Although there have been described above specific arrangements of a squeegee holder for constructing the same in accordance with the invention for the purpose of illustrating the manner in which the invention may be used to advantage, it will be appreciated that the invention is not limited thereto.

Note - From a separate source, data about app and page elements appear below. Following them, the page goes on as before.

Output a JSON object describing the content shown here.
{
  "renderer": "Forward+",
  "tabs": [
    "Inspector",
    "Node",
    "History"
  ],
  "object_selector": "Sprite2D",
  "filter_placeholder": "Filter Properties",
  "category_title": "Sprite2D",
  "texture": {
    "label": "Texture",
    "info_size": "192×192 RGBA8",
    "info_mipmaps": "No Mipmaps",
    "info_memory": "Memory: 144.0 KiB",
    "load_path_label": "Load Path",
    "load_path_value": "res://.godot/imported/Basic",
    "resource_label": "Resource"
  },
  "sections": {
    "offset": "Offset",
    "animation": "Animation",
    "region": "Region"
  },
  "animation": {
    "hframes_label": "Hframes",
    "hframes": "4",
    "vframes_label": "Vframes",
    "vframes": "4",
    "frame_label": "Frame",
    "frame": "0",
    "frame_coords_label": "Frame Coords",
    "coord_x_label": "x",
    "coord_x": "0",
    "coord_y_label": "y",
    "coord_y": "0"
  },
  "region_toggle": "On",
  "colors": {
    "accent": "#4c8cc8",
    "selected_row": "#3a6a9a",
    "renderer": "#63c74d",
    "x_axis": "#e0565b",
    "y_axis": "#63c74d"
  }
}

Accordingly, any and all modifications, variations or equivalent arrangements which may occur to those skilled in the art should be considered to be within the scope of the invention as defined in the appended claims.
1. A squeegee holder for use in a thick film printer apparatus comprising:
- a wiper element having elongated sides intersection at generally square corners and having a substantially square cross section;
- a first mounting plate forming a substantially rectangular recess with a straight horizontal and straight vertical surface, said first mounting plate having a wiper element-gripping jaw portion of generally U-shaped cross section for gripping a first and a second corner of said wiper element and for holding three adjacent sides thereof; and
- a second mounting plate having a shape to fit the recess of said first mounting plate and having a wiper element gripping jaw portion, said jaw portion of said second mounting plate forming a right-angular recess for gripping two adjacent sides and one corner of said wiper element, whereby the fourth corner of said wiper element remains exposed, a diagonal passing through said exposed corner and the opposite corner forming an angle of approximately 15.degree. with a vertical plane passing between said mounting plates.
|3483819||December 1969||Hughes, Jr.|
|3973491||August 10, 1976||Porth et al.|
Filed: Apr 13, 1977
Date of Patent: Oct 31, 1978
Assignee: General Dynamics (Pomona, CA)
Inventors: James G. Barton (San Clemente, CA), James R. Ford (Sebastopol, CA)
Primary Examiner: Ronald E. Suter
Attorneys: Henry M. Bissell, Edwin A. Oser, Edward B. Johnson
Application Number: 5/787,185